Website and app data records
-=-=-

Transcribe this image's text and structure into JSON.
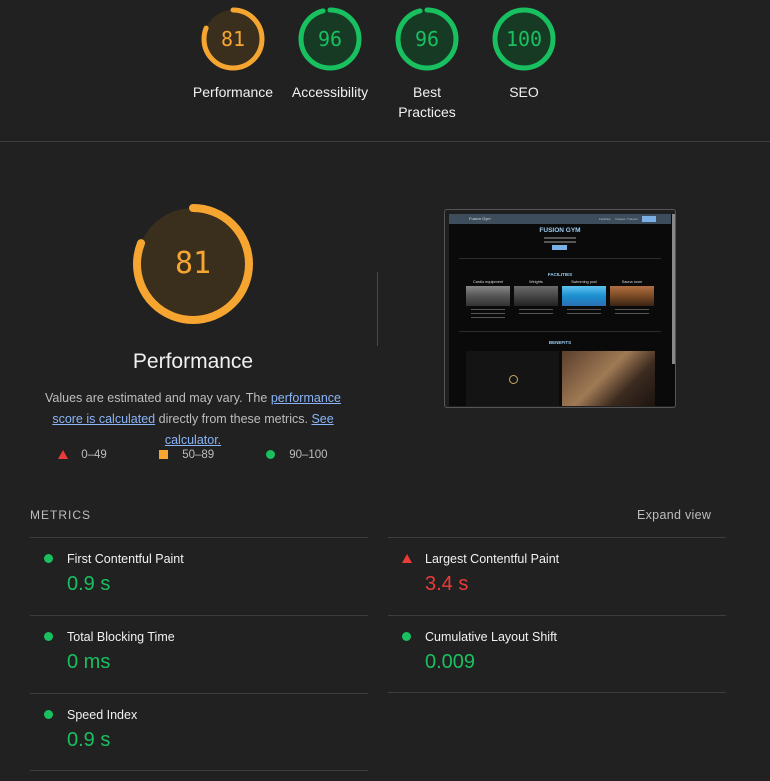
{
  "summary_gauges": [
    {
      "score": "81",
      "label": "Performance",
      "color": "#f6a630",
      "fraction": 0.81
    },
    {
      "score": "96",
      "label": "Accessibility",
      "color": "#18c060",
      "fraction": 0.96
    },
    {
      "score": "96",
      "label": "Best Practices",
      "color": "#18c060",
      "fraction": 0.96
    },
    {
      "score": "100",
      "label": "SEO",
      "color": "#18c060",
      "fraction": 1.0
    }
  ],
  "performance": {
    "score": "81",
    "fraction": 0.81,
    "title": "Performance",
    "desc_pre": "Values are estimated and may vary. The ",
    "desc_link1": "performance score is calculated",
    "desc_mid": " directly from these metrics. ",
    "desc_link2": "See calculator."
  },
  "legend": [
    {
      "icon": "triangle-red",
      "range": "0–49"
    },
    {
      "icon": "square-orange",
      "range": "50–89"
    },
    {
      "icon": "circle-green",
      "range": "90–100"
    }
  ],
  "screenshot": {
    "brand": "Fusion Gym",
    "nav_links": [
      "Facilities",
      "Classes",
      "Trainers"
    ],
    "title": "FUSION GYM",
    "facilities_heading": "FACILITIES",
    "facilities": [
      "Cardio equipment",
      "Weights",
      "Swimming pool",
      "Sauna room"
    ],
    "benefits_heading": "BENEFITS"
  },
  "metrics": {
    "heading": "METRICS",
    "expand_label": "Expand view",
    "items": [
      {
        "name": "First Contentful Paint",
        "value": "0.9 s",
        "status": "good"
      },
      {
        "name": "Largest Contentful Paint",
        "value": "3.4 s",
        "status": "poor"
      },
      {
        "name": "Total Blocking Time",
        "value": "0 ms",
        "status": "good"
      },
      {
        "name": "Cumulative Layout Shift",
        "value": "0.009",
        "status": "good"
      },
      {
        "name": "Speed Index",
        "value": "0.9 s",
        "status": "good"
      }
    ]
  },
  "colors": {
    "good": "#18c060",
    "average": "#f6a630",
    "poor": "#ea3b3b"
  }
}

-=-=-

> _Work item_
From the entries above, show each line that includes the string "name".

> _Completed task_
        "name": "First Contentful Paint",
        "name": "Largest Contentful Paint",
        "name": "Total Blocking Time",
        "name": "Cumulative Layout Shift",
        "name": "Speed Index",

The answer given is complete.